Website and app data records:

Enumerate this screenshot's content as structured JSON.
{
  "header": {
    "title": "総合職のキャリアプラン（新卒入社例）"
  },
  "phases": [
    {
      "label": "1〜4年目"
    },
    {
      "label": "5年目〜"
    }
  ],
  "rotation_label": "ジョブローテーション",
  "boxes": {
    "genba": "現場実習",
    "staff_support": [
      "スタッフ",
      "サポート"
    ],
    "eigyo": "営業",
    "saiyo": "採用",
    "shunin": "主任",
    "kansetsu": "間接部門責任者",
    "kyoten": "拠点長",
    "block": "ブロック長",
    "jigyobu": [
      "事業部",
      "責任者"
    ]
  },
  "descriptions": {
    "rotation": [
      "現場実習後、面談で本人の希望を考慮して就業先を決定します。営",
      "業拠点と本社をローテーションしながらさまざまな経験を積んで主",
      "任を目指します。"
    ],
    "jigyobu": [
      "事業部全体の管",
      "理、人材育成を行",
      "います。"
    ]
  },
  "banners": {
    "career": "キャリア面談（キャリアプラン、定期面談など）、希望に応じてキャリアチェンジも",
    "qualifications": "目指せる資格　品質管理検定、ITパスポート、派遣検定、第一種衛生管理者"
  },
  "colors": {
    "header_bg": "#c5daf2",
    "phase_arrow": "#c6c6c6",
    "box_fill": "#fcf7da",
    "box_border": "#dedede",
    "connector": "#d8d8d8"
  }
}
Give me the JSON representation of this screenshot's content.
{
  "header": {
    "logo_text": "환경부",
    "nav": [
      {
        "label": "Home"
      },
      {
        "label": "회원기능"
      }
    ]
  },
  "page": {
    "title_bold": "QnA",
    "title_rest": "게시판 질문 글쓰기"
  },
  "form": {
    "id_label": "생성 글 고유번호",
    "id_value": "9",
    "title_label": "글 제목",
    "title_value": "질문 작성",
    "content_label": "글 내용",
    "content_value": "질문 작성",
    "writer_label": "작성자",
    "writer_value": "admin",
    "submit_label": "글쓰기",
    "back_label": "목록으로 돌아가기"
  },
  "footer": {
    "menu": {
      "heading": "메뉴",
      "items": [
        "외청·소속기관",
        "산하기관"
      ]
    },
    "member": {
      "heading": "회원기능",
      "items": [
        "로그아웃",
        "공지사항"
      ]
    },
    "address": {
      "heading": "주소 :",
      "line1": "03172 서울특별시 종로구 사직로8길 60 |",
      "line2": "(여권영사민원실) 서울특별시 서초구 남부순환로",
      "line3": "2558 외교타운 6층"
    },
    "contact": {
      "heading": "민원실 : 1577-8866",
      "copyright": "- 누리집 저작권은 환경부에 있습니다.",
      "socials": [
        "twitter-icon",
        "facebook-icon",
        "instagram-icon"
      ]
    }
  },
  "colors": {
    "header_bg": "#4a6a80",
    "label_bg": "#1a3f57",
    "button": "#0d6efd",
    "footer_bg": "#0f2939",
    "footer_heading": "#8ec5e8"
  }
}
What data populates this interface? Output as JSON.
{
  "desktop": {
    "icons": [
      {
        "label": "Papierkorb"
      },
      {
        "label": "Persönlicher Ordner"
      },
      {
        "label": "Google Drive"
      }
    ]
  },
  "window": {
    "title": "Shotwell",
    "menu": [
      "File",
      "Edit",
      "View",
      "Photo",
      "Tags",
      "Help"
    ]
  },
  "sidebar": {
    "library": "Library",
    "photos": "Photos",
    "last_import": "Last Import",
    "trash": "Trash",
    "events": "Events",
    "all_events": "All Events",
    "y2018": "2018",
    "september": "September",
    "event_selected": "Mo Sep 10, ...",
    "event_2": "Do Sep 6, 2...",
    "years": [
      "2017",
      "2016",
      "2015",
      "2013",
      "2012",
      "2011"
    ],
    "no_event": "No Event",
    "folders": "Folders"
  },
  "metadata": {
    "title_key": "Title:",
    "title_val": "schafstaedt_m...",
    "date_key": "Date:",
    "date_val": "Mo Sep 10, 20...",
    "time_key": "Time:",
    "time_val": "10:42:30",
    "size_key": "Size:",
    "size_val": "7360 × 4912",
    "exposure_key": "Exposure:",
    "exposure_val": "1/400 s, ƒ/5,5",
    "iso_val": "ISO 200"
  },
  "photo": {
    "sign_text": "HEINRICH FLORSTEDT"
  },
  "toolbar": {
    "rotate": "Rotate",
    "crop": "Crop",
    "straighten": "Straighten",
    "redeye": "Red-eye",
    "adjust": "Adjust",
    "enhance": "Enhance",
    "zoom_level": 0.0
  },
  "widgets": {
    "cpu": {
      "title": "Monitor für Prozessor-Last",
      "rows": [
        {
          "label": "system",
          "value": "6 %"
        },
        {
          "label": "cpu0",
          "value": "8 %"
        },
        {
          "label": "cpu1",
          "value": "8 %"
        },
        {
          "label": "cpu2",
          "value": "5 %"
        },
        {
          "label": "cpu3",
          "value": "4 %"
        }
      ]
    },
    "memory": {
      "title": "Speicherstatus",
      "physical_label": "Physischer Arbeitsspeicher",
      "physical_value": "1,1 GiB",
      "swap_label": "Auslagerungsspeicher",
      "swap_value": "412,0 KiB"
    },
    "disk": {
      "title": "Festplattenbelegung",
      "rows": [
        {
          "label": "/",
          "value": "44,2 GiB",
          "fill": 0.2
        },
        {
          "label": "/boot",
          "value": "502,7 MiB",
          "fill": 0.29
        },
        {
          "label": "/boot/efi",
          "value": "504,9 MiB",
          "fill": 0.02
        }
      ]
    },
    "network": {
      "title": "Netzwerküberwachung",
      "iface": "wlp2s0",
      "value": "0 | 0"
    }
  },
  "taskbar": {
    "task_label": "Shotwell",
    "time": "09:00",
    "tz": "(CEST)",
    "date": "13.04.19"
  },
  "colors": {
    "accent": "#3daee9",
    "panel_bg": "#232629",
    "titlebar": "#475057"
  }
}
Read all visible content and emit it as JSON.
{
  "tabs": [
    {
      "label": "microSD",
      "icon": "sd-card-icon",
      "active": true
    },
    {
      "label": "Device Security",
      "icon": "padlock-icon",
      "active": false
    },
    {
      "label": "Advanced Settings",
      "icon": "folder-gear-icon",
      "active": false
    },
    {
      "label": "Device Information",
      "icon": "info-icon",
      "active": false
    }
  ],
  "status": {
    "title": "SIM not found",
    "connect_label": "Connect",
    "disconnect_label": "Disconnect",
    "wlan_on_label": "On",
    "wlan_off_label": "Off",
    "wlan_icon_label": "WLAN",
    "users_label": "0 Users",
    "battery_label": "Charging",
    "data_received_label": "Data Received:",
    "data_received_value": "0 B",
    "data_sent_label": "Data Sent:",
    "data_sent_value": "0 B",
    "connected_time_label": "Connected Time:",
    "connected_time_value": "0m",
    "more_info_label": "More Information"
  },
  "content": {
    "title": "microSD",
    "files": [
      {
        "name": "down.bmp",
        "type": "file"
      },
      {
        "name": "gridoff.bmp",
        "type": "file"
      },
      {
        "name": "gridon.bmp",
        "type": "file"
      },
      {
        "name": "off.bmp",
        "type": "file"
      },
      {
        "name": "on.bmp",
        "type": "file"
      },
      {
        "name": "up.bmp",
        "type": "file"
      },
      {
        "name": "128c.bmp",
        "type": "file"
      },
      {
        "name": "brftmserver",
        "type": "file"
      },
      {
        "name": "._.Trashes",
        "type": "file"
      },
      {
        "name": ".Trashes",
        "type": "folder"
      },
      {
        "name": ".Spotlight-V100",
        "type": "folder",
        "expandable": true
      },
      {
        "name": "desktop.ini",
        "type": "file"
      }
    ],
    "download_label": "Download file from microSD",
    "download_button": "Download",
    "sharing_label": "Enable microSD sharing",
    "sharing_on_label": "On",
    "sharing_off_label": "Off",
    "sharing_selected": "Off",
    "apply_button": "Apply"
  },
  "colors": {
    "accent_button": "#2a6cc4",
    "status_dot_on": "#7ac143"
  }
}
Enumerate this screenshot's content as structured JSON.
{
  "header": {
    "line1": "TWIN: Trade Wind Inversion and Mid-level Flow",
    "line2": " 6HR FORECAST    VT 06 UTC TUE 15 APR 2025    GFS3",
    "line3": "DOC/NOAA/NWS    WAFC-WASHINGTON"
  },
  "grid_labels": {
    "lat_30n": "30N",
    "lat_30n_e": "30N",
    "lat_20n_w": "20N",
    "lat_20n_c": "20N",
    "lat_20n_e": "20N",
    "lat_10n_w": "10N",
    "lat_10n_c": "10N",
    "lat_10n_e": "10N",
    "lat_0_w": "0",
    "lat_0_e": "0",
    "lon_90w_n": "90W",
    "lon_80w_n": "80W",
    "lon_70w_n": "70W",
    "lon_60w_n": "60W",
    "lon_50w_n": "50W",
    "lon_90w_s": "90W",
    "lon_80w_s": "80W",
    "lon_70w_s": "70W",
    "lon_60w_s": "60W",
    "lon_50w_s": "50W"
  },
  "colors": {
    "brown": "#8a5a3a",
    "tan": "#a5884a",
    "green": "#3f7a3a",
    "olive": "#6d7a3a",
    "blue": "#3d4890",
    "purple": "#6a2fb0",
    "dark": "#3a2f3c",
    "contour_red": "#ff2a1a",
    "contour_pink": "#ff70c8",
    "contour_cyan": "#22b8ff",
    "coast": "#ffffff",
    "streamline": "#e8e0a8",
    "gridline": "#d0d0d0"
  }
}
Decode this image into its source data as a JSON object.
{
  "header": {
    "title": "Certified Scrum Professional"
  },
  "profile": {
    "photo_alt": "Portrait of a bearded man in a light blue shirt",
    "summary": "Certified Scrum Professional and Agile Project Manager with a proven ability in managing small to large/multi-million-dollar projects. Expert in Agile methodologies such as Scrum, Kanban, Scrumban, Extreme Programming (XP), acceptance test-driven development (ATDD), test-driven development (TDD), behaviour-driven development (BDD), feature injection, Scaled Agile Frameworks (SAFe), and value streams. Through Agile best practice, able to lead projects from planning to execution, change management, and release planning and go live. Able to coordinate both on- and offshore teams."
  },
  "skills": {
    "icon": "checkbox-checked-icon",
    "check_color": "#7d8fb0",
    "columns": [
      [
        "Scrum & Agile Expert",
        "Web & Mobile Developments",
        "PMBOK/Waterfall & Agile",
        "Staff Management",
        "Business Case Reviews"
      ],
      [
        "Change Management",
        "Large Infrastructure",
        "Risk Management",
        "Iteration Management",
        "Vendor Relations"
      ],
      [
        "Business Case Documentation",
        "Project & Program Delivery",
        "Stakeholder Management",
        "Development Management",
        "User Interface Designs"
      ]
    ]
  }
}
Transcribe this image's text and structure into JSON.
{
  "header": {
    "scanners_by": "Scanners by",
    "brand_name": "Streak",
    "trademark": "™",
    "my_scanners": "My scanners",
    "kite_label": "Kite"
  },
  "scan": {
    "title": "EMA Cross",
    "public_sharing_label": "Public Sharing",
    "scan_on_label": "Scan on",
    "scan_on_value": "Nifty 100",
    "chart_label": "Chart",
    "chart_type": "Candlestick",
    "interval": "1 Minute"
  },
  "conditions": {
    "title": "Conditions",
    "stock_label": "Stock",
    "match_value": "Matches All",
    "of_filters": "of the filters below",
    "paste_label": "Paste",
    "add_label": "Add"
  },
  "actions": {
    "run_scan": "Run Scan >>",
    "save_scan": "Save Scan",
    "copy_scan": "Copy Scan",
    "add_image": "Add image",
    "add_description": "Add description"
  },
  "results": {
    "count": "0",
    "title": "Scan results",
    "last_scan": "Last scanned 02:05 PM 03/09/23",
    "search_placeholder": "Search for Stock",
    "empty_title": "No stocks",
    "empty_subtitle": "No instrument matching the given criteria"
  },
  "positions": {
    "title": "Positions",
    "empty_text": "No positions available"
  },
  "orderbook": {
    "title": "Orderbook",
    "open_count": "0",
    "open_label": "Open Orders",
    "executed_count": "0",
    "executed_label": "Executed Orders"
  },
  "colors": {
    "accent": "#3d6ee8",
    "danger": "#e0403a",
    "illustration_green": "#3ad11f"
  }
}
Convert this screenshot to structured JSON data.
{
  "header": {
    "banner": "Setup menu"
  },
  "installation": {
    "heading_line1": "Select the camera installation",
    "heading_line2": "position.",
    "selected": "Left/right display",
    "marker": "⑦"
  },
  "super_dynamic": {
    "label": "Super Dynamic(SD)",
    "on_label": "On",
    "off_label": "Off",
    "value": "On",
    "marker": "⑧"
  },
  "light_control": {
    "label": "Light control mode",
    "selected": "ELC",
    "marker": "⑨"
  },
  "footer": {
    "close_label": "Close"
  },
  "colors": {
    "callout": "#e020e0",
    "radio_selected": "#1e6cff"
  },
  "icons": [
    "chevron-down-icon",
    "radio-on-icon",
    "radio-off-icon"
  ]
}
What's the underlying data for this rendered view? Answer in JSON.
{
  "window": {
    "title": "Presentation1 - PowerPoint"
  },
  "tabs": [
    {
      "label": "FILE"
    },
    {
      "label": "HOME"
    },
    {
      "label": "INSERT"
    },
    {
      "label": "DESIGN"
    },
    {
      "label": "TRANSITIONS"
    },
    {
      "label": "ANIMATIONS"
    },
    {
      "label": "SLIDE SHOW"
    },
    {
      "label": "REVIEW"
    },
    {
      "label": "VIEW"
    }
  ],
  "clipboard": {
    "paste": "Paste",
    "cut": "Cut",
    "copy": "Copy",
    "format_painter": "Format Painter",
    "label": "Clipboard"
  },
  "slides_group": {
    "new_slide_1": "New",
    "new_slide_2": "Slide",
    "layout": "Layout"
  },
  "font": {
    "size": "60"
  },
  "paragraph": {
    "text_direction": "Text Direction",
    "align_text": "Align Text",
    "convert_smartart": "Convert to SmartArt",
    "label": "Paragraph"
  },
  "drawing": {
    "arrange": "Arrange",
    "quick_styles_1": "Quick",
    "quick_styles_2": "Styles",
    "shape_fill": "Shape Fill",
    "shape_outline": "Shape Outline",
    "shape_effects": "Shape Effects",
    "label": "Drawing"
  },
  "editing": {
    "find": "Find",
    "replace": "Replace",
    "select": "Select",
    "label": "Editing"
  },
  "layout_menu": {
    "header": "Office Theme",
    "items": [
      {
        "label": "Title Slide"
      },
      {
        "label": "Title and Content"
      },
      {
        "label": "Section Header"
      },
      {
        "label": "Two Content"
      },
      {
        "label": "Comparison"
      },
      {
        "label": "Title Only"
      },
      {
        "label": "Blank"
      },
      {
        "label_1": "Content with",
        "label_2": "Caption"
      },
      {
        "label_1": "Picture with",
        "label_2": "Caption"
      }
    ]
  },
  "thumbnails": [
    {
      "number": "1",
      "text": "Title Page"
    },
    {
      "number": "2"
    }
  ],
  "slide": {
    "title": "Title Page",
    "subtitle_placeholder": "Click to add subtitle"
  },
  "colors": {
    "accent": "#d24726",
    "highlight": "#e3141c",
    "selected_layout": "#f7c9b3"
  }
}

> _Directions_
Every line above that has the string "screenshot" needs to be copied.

> _Exercise response_
Enumerate this screenshot's content as structured JSON.
Give me the JSON representation of this screenshot's content.
Enumerate this screenshot's content as structured JSON.
Convert this screenshot to structured JSON data.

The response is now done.